In “Dark Glamour: Neutrinos II,” the visual metaphor of a net suggests how detectors capture images of these rarely interacting, elusive particles. The neutrino detector is represented by velvet squares joined by lines of beads in three subtle colors, again to express the dynamic nature of neutrinos. The art borrows techniques used in high fashion to project an image of dark glamour.
|Underground tunnel Fermilab.|
To be successful, my projects need a few key ingredients.
First, the artwork must be grounded on a solid scientific foundation. I interview scientists and other staff, tour the experiments, take training, and read deeply. I design my projects as a full immersion experience and out of this scaffolding, I create accessible art that helps explain scientific concepts.
This struggle to understand a particular corner of science is a powerful, creative catalyst.
|Neutrion II process shot of work table.|
Second, I employ all my training as an artist to make accessible, impactful art. Images can touch people where words cannot. I have only a few brief seconds to snag the attention of a viewer. It’s also important that the artwork stands on its own so even if someone is not interested in science can enjoy it.
The last ingredient is passion. There are strict rules defining what activities qualify as scientific research but before an experiment begins and after it’s completed there is plenty of room for emotional connection. My goal is to lure in science phobic people with handsome art, then blow their minds with cool science.
|LindsayOlsonArtistPhoto taken at P5 at CERN|
One of the most powerful lessons I learned with this residency is that I am not afraid to learn any kind of science…even High Energy Physics. Both science and art are expressions of our humanity. Scientists have been alone with the facts for long enough. It’s time to invite poets, novelists, playwrights, singers’ artists and others to help amplify the message that science is an elegant necessity of modern life.
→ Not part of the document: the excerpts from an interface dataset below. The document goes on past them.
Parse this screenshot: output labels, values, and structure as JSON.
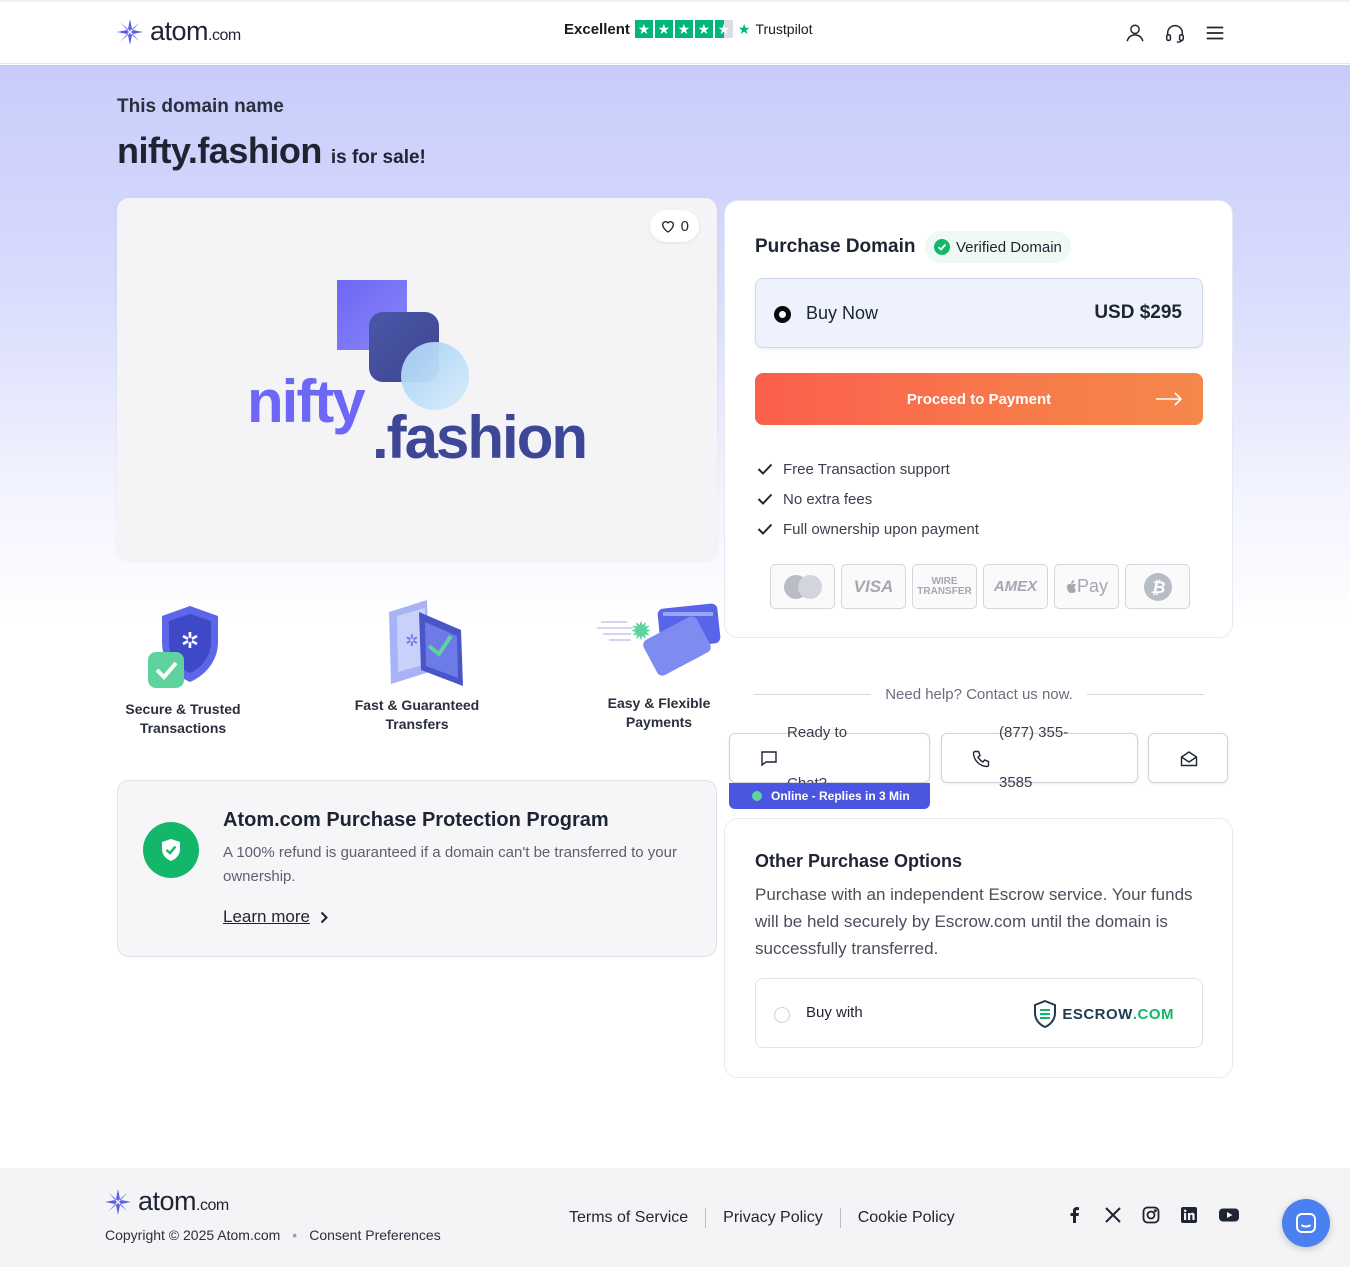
{
  "header": {
    "brand": "atom",
    "brand_suffix": ".com",
    "trust_rating": "Excellent",
    "trust_stars": 4.5,
    "trust_name": "Trustpilot",
    "icons": [
      "user-icon",
      "headset-icon",
      "menu-icon"
    ]
  },
  "hero": {
    "subtitle": "This domain name",
    "domain": "nifty.fashion",
    "for_sale": "is for sale!"
  },
  "image_card": {
    "likes": "0",
    "art_word1": "nifty",
    "art_word2": ".fashion"
  },
  "features": [
    {
      "line1": "Secure & Trusted",
      "line2": "Transactions"
    },
    {
      "line1": "Fast & Guaranteed",
      "line2": "Transfers"
    },
    {
      "line1": "Easy & Flexible",
      "line2": "Payments"
    }
  ],
  "protection": {
    "title": "Atom.com Purchase Protection Program",
    "text": "A 100% refund is guaranteed if a domain can't be transferred to your ownership.",
    "link": "Learn more"
  },
  "purchase": {
    "title": "Purchase Domain",
    "verified": "Verified Domain",
    "option_label": "Buy Now",
    "price": "USD $295",
    "button": "Proceed to Payment",
    "benefits": [
      "Free Transaction support",
      "No extra fees",
      "Full ownership upon payment"
    ],
    "payment_methods": [
      "mastercard-icon",
      "VISA",
      "WIRE TRANSFER",
      "AMEX",
      "Pay",
      "bitcoin-icon"
    ]
  },
  "help": {
    "text": "Need help? Contact us now.",
    "chat_line1": "Ready to",
    "chat_line2": "Chat?",
    "phone_line1": "(877) 355-",
    "phone_line2": "3585",
    "online": "Online - Replies in 3 Min"
  },
  "other": {
    "title": "Other Purchase Options",
    "text": "Purchase with an independent Escrow service. Your funds will be held securely by Escrow.com until the domain is successfully transferred.",
    "option_label": "Buy with",
    "escrow_brand": "ESCROW",
    "escrow_suffix": ".COM"
  },
  "footer": {
    "brand": "atom",
    "brand_suffix": ".com",
    "copyright": "Copyright © 2025 Atom.com",
    "consent": "Consent Preferences",
    "links": [
      "Terms of Service",
      "Privacy Policy",
      "Cookie Policy"
    ],
    "socials": [
      "facebook-icon",
      "x-icon",
      "instagram-icon",
      "linkedin-icon",
      "youtube-icon"
    ]
  },
  "colors": {
    "accent": "#4a55e0",
    "cta_start": "#fb5f4d",
    "cta_end": "#f4884b",
    "success": "#12b76a",
    "trustpilot": "#00b67a"
  }
}
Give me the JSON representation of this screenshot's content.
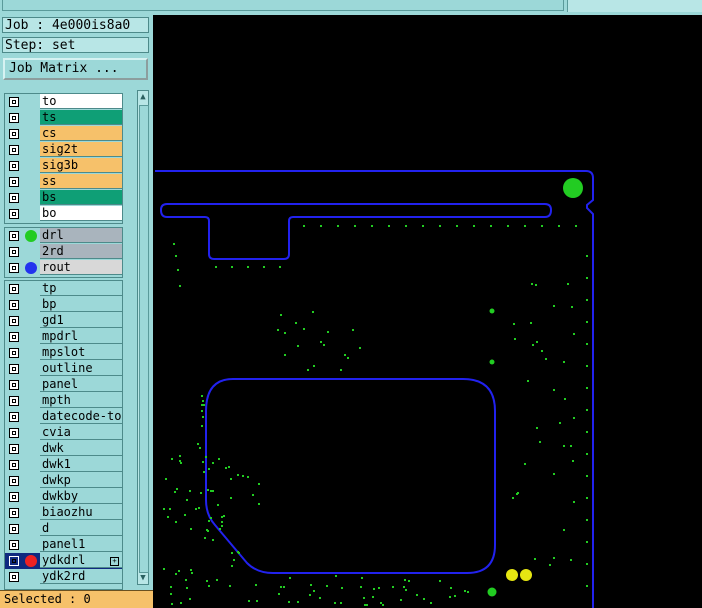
{
  "header": {
    "job_label": "Job : 4e000is8a0",
    "step_label": "Step: set",
    "job_matrix_button": "Job Matrix ..."
  },
  "board_layers": [
    {
      "name": "to",
      "color": "#ffffff"
    },
    {
      "name": "ts",
      "color": "#0f9f76"
    },
    {
      "name": "cs",
      "color": "#f6c16a"
    },
    {
      "name": "sig2t",
      "color": "#f6c16a"
    },
    {
      "name": "sig3b",
      "color": "#f6c16a"
    },
    {
      "name": "ss",
      "color": "#f6c16a"
    },
    {
      "name": "bs",
      "color": "#0f9f76"
    },
    {
      "name": "bo",
      "color": "#ffffff"
    }
  ],
  "drill_layers": [
    {
      "name": "drl",
      "color": "#a9b4bd",
      "dot": "#22cc22"
    },
    {
      "name": "2rd",
      "color": "#a9b4bd",
      "dot": ""
    },
    {
      "name": "rout",
      "color": "#d8d8d8",
      "dot": "#2233ee"
    }
  ],
  "misc_layers": [
    {
      "name": "tp"
    },
    {
      "name": "bp"
    },
    {
      "name": "gd1"
    },
    {
      "name": "mpdrl"
    },
    {
      "name": "mpslot"
    },
    {
      "name": "outline"
    },
    {
      "name": "panel"
    },
    {
      "name": "mpth"
    },
    {
      "name": "datecode-to"
    },
    {
      "name": "cvia"
    },
    {
      "name": "dwk"
    },
    {
      "name": "dwk1"
    },
    {
      "name": "dwkp"
    },
    {
      "name": "dwkby"
    },
    {
      "name": "biaozhu"
    },
    {
      "name": "d"
    },
    {
      "name": "panel1"
    },
    {
      "name": "ydkdrl",
      "selected": true,
      "dot": "#ee2222",
      "expand": "+"
    },
    {
      "name": "ydk2rd"
    }
  ],
  "status": {
    "selected_text": "Selected : 0"
  },
  "colors": {
    "panel_bg": "#9cd8d8",
    "canvas_bg": "#000000",
    "outline": "#2222ee",
    "pad": "#22cc22",
    "pad_yellow": "#e6e612"
  },
  "icons": {
    "scroll_up": "▲",
    "scroll_down": "▼"
  }
}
With the help of the APS outreach grant, I have been able to bring this message to over 30 science outreach events and art galleries and publish dozens of articles.
I want others to know what I’ve learned that you don’t need a PhD to fall in love with physics.
Lindsay Olson is Fermi National Accelerator’s first Artist-in-Residence and taught in the fashion studies department at Columbia College Chicago for over 20 years. She is known for creating unusual residencies including a stint as the resident artist at Chicago’s Metropolitan Water Reclamation District. Her work has been featured in Scientific American, the Chicago Tribune, SciArt in America, and the Chicago Artist Resource. She has shown her work in many galleries in the US and internationally including Germany, Vienna, Athens, and Geneva. Her work is now touring both the US and in Europe.
Photo Credits: All images of the artist’s work and Fermilab: Reidar Hahn for Fermilab